How did we get to this point? A commitment to legalising same-sex marriage was not in the manifesto of any major political party at the 2010 general election. The Government have not demonstrated at any point evidence that there was a great demand for such a change. The Government produced a so-called public consultation on the introduction of same-sex marriage but declared a timetable for the draft Bill and its implementation before publishing the results of the consultation. Their mind was made up. The consultation was never about whether same-sex marriage should be introduced but how. The Government had promised in the consultation that same-sex marriage would not take place in religious premises. In the draft Bill they did the opposite. The consultation cannot be described as a serious exercise in eliciting the views of the public.
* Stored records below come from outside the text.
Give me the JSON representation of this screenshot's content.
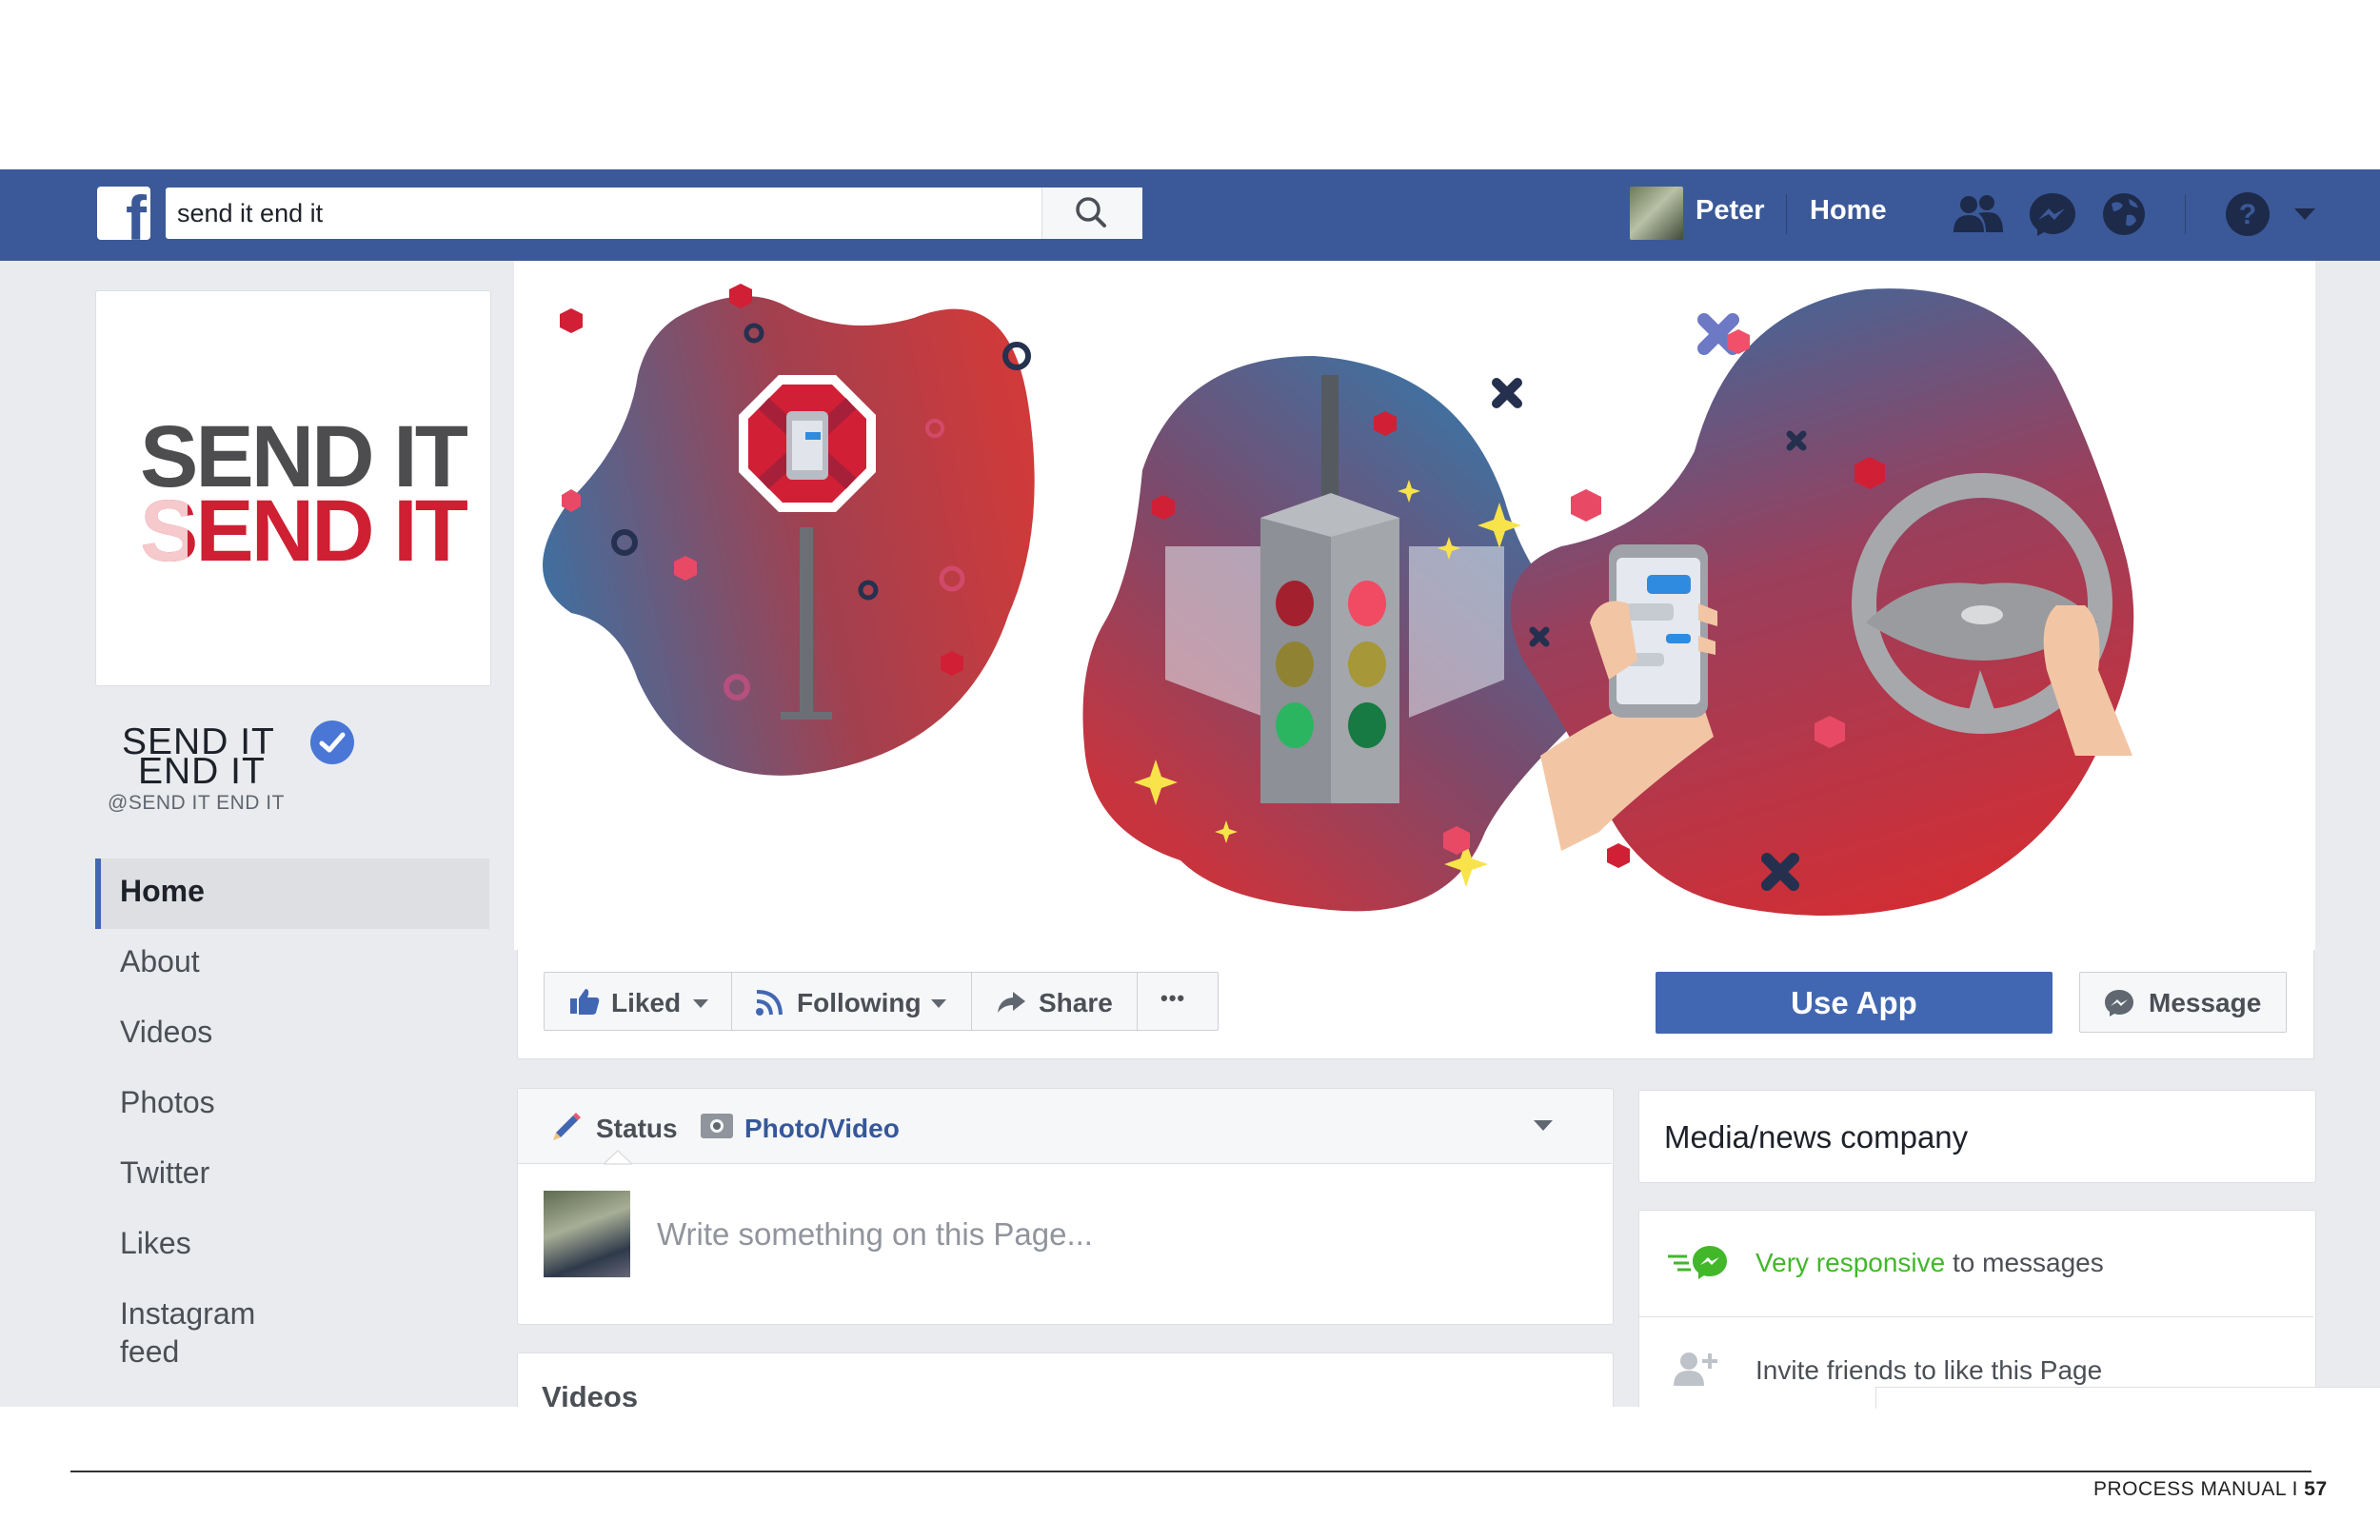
{
  "topbar": {
    "search_value": "send it end it",
    "user_name": "Peter",
    "home_label": "Home",
    "icons": [
      "facebook-f-icon",
      "search-icon",
      "friends-icon",
      "messenger-icon",
      "globe-icon",
      "help-icon",
      "caret-down-icon"
    ]
  },
  "profile": {
    "logo_line_1": "SEND IT",
    "logo_line_2": "SEND IT",
    "name_line_1": "SEND IT",
    "name_line_2": "END IT",
    "handle": "@SEND IT END IT",
    "logo_colors": {
      "dark": "#4d4d4f",
      "red": "#cf1f33",
      "faded": "#f6c9cc"
    }
  },
  "sidebar": {
    "items": [
      {
        "label": "Home",
        "active": true
      },
      {
        "label": "About"
      },
      {
        "label": "Videos"
      },
      {
        "label": "Photos"
      },
      {
        "label": "Twitter"
      },
      {
        "label": "Likes"
      },
      {
        "label": "Instagram",
        "label_2": "feed"
      }
    ]
  },
  "actions": {
    "liked": "Liked",
    "following": "Following",
    "share": "Share",
    "more": "•••",
    "use_app": "Use App",
    "message": "Message"
  },
  "composer": {
    "status_tab": "Status",
    "photo_tab": "Photo/Video",
    "placeholder": "Write something on this Page..."
  },
  "videos": {
    "title": "Videos"
  },
  "info": {
    "category": "Media/news company",
    "responsive_strong": "Very responsive",
    "responsive_rest": " to messages",
    "invite": "Invite friends to like this Page"
  },
  "footer": {
    "label": "PROCESS MANUAL I ",
    "page": "57"
  },
  "colors": {
    "fb_blue": "#3b5998",
    "button_blue": "#4267b2",
    "responsive_green": "#42b72a",
    "blob_blue": "#3f6fa0",
    "blob_red": "#c9343d"
  }
}
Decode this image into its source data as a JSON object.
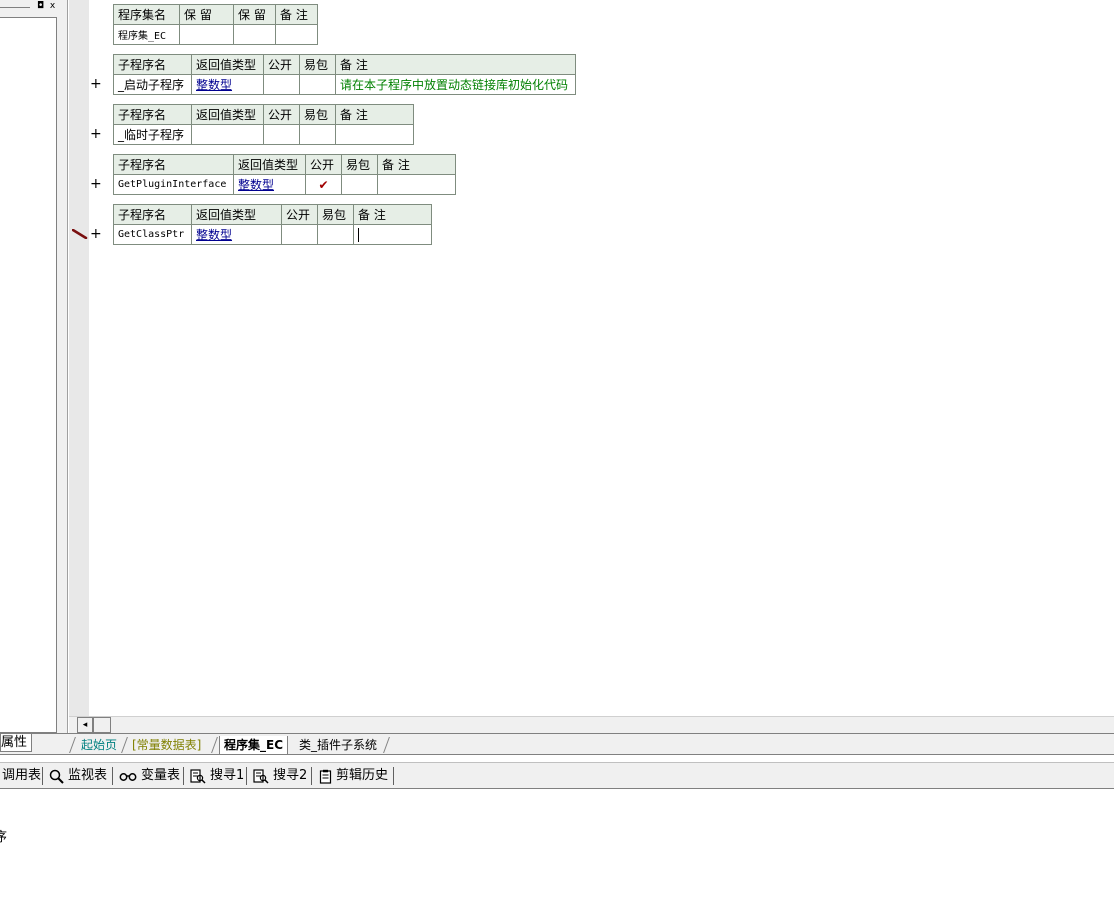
{
  "left_panel": {
    "restore_glyph": "◘",
    "close_glyph": "x"
  },
  "assembly_table": {
    "headers": [
      "程序集名",
      "保 留",
      "保 留",
      "备 注"
    ],
    "row": [
      "程序集_EC",
      "",
      "",
      ""
    ]
  },
  "subroutines": [
    {
      "headers": [
        "子程序名",
        "返回值类型",
        "公开",
        "易包",
        "备 注"
      ],
      "name": "_启动子程序",
      "return_type": "整数型",
      "public": "",
      "easy_pkg": "",
      "note": "请在本子程序中放置动态链接库初始化代码",
      "expand": "+"
    },
    {
      "headers": [
        "子程序名",
        "返回值类型",
        "公开",
        "易包",
        "备 注"
      ],
      "name": "_临时子程序",
      "return_type": "",
      "public": "",
      "easy_pkg": "",
      "note": "",
      "expand": "+"
    },
    {
      "headers": [
        "子程序名",
        "返回值类型",
        "公开",
        "易包",
        "备 注"
      ],
      "name": "GetPluginInterface",
      "return_type": "整数型",
      "public": "✔",
      "easy_pkg": "",
      "note": "",
      "expand": "+"
    },
    {
      "headers": [
        "子程序名",
        "返回值类型",
        "公开",
        "易包",
        "备 注"
      ],
      "name": "GetClassPtr",
      "return_type": "整数型",
      "public": "",
      "easy_pkg": "",
      "note": "",
      "expand": "+"
    }
  ],
  "scrollbar": {
    "left_arrow": "◂"
  },
  "tabs": {
    "properties": "属性",
    "items": [
      "起始页",
      "[常量数据表]",
      "程序集_EC",
      "类_插件子系统"
    ],
    "active_index": 2,
    "colors": {
      "start": "#008080",
      "const": "#808000",
      "active": "#000000"
    }
  },
  "toolbar": {
    "items": [
      {
        "label": "调用表",
        "icon": "call-table-icon"
      },
      {
        "label": "监视表",
        "icon": "magnifier-icon"
      },
      {
        "label": "变量表",
        "icon": "glasses-icon"
      },
      {
        "label": "搜寻1",
        "icon": "search-doc-icon"
      },
      {
        "label": "搜寻2",
        "icon": "search-doc-icon"
      },
      {
        "label": "剪辑历史",
        "icon": "clipboard-icon"
      }
    ]
  },
  "output": {
    "text": "序"
  }
}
Had the Government listened more and not engaged in a desperate bid to paint all the opponents of this Bill as elderly Christians, a strange breed of non-relevant dinosaurs, perhaps they would have started to address these issues and picked up the chorus of disapproval from those, for example, from our black and minority ethnic communities who have, for no apparent reason, been excluded from the legislative process. The Secretary of State was sent a letter by the leaders of Britain’s so-called black churches, but I understand that she refused to see them. The committee in the other place failed to invite a single black person, Muslim, Sikh or Hindu to give evidence in person.

This Bill represents major constitutional change but was rushed through Second Reading in the House of Commons. The debate was time-limited and contributors to the debate were strictly time-limited in their speeches. I regret to say that the Government have pursued this agenda without paying attention to many voices calling for caution, not just from their back-benchers but from thousands of their grass-roots supporters. The local election results tell the story of a substantial section of the public who are extremely worried about the effect of a redefinition of marriage on family life and the well-being of children. It is not therefore surprising that many feel that they have been frogmarched to this point in time. What is happening will not lead to a strengthening of the notion of a big society but the opposite.

I recognise that there are good and sincere people on both sides of this debate and it is not my intention to question other people’s integrity, but I trust that when the Bill reaches this House, we will pause to consider the pace of change and the effect that it will have on the nation. Indeed, it is my hope that this Chamber, which has shown its independence on important issues in the past, will also demonstrate and talk about the dangers that this Bill represents, if it becomes law.